Affordable fuel is an important part of ensuring access to opportunities. Biofuels help fill that gap for low- and moderate-income families.
Justin Pfeiffer of Sioux Falls uses biofuels. While he understands that there are a number of good reasons to do so, at the end of the day, it comes down to one issue.
“It costs less,” he says.
Of the many benefits of biofuels, saving money may feel like it should rank below issues such as the rural economy, national security, climate change and more.
But it’s more than just pocket change. For many, the cost of fuel strikes at the heart of basic human rights. Affordable transportation provides access to things such as jobs, health care, education, food and more. Without transportation, problems for the most vulnerable people in society begin to compound.
Is fuel a right?
Affordable fuel is an important part of ensuring access to opportunities. Transportation is not a luxury. It is critical to reaching services.
During a drastic spike in fuel prices in 2012, Isabel Sawhill, Senior Fellow at the Brookings Institute asserted “rising gas prices do affect both consumers and the economy adversely, and they are especially harmful to lower- and moderate-income households.”
Sawhill wrote that in households with an annual income below $50,000, 80% own cars, and many own more than one car.
“Since low- and moderate-income families’ spend most of their income on average, in the very short run, they can only choose between spending less on other items and going further into debt,” she wrote.
Growth Energy CEO Emily Skor says this is where biofuels play a role.
“We believe that giving all Americans, regardless of income or location, access to a more affordable and cleaner fuel choice for their family is important,” she says.
More options improve access
Biofuels save consumers anywhere from $0.50 to $1.50 per gallon for two reasons. First, it is a lower-cost fuel, and that is not just in comparison to regular gasoline. Biofuels are the primary octane component in gasoline, and when compared to the petroleum-based alternatives the savings are enormous.
“Ethanol is about 300% less expensive than other octane sources,” says Mike O’Brien, Vice President of Market Development at Growth Energy.
Second, biofuels expand the existing supply of fuel, shifting the supply-demand equation in favor of consumers.
More options at the pump can mean more flexibility for families facing tough financial decisions. The biofuel industry’s newest product, E15, aims to provide that. O’Brien says consumers save 3-10 cents per gallon with E15, and access is growing. With more than 2,000 sites across the country offering E15, the industry is already above its projections for 2019.
Skor says this hits the human rights concept in more than one way.

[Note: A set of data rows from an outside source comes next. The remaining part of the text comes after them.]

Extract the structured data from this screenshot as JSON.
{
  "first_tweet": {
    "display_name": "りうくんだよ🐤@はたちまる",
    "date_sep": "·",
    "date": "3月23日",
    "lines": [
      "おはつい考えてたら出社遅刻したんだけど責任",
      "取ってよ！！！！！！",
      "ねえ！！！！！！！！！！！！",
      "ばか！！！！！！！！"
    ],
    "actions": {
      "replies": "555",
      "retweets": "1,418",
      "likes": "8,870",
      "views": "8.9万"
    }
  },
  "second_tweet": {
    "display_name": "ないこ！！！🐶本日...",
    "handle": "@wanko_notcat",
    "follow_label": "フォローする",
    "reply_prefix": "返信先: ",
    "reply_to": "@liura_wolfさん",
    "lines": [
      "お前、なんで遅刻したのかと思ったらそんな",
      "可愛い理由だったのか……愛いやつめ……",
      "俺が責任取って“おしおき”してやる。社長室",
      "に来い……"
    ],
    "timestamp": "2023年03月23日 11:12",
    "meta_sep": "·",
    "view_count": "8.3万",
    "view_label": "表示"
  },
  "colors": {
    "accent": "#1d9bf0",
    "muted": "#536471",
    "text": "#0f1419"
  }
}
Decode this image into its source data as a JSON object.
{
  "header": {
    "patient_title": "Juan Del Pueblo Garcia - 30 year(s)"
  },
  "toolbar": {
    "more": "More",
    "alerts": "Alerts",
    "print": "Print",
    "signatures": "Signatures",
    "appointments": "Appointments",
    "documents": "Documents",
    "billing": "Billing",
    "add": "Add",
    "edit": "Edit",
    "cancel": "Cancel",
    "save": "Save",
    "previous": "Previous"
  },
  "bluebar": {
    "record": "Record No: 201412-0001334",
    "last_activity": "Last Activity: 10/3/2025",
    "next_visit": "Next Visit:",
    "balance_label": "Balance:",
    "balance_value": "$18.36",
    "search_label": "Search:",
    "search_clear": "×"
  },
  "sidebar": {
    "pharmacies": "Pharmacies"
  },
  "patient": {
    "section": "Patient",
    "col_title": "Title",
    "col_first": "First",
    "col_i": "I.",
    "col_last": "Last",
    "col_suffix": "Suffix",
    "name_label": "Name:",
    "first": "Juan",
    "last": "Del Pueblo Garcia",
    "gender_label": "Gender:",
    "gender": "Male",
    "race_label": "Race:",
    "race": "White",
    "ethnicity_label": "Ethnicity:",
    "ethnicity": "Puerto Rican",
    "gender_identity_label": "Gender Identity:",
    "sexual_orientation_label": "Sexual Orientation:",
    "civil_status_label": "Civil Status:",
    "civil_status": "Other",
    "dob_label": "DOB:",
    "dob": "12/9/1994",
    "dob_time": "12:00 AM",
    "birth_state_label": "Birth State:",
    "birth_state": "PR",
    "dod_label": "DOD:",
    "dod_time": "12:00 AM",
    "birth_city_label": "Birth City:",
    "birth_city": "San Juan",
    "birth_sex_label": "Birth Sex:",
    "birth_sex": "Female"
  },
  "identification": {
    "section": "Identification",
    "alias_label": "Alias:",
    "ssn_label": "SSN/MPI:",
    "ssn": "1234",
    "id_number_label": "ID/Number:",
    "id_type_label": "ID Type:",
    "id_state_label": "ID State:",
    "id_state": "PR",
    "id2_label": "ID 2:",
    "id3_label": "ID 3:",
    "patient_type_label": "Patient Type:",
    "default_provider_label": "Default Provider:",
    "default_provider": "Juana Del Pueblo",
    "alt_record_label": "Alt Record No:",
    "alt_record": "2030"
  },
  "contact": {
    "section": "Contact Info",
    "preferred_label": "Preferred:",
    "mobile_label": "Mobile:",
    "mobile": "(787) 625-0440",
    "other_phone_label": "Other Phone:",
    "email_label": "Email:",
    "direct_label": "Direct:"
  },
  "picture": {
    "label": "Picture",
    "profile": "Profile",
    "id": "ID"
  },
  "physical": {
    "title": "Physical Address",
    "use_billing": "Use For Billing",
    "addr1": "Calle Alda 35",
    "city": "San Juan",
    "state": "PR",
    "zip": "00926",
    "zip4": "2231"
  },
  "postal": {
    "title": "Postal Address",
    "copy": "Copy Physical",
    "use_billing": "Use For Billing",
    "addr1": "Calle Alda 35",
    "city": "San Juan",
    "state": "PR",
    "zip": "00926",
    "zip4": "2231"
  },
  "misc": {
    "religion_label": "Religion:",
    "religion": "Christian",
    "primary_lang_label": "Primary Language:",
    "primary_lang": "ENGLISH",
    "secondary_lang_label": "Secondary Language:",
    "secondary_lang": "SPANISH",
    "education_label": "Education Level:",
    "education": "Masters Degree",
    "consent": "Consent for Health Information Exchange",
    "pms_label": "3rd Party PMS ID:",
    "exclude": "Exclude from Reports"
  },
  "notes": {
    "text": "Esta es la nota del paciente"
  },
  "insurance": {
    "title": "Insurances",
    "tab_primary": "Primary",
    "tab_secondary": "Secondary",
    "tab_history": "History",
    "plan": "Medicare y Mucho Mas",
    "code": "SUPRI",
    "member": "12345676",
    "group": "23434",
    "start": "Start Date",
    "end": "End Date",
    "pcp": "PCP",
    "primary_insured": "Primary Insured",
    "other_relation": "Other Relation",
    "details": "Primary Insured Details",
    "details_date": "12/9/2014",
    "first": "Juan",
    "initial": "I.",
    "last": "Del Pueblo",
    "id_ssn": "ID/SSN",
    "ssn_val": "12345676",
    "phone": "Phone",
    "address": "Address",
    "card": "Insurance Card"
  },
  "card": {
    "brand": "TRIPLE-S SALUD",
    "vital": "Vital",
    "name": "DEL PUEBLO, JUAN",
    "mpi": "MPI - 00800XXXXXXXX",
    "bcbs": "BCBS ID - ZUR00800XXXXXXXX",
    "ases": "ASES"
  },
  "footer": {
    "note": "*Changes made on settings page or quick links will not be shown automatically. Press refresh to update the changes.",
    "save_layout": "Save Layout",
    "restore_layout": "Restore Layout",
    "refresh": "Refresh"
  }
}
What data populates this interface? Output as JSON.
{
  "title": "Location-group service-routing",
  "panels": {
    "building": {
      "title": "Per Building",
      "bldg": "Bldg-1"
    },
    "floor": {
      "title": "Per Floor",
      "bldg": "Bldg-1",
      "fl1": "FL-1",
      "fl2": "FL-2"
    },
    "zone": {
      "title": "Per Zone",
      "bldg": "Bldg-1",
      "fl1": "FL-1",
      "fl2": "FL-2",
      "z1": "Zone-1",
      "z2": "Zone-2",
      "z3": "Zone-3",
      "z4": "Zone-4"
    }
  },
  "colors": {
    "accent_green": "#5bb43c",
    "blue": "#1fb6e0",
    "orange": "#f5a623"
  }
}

“Not only are consumers saving up to 10 cents per gallon at the pump when they choose a higher ethanol blend, but biofuels also burn cleaner than conventional gasoline, meaning it’s better for your engine and the air we breathe,” she says.
The right to breathe
Clean air is another significant human rights issue that biofuels address.
“Poor and disadvantaged communities often bear a disproportionate burden of transportation emissions because many of the facilities like highways and railyards, freight depots, ports are located in and near the neighborhoods where these people live,” says Robert Moffitt, Director of Clean Air for the American Lung Association of Minnesota.
Biofuels decrease many of the toxic and cancer-causing agents in gasoline, including particulate matter.
“Air pollution affects everyone, healthy or otherwise, but it particularly has impact on people with preexisting lung conditions,” Moffitt says. “People with asthma, people with COPD (chronic obstructive pulmonary disease). For those people, pollution can be a risk to their lives.”
Add to that the increased risk of cardiovascular diseases, outlined by the European Society of Cardiology earlier this year. Lung and cardiovascular problems from air pollution combine to cause 8.8 million deaths each year worldwide, more than deaths caused by smoking.
States like Minnesota support strong biofuels use for many reasons, and health ranks high among those reasons, Moffitt says.
“Here in Minnesota, exhaust from vehicles is the single largest source of air pollution, and it’s also the single largest source of greenhouse gasses,” he says. “So it just makes sense that the American Lung Association would want to take on the largest sources of air pollution in the state to help keep the air healthy for all of us.”
The public sees it
The general consumer is often focused on their own budget, but they do understand the broader implications of affordable, clean fuel.
“I feel this is a big issue for lower income families because they already struggle to make ends meet regardless of higher fuel costs,” says Donald Benkendorf of Logan, Utah. “Higher fuel costs only add stress to an already tight budget for most people.”
Benkendorf says he uses biofuels to the extent that it is already in his fuel at the standard E10 blend. More options are attractive, though.
“I think more fuel options at the pump would be better if the options are more sustainable than regular petroleum gasoline. If the other options turned out to be cheaper too, all the better,” he says. “Perhaps another advantage of having other fuel options would be more price stability, so that cheaper options exist when oil prices skyrocket.”
For Pfeiffer of Sioux Falls, a good product at a lower cost is a no-brainer.
“It’s cheaper, and it works just as well as gas,” he says. “I think that’s why most people use it.”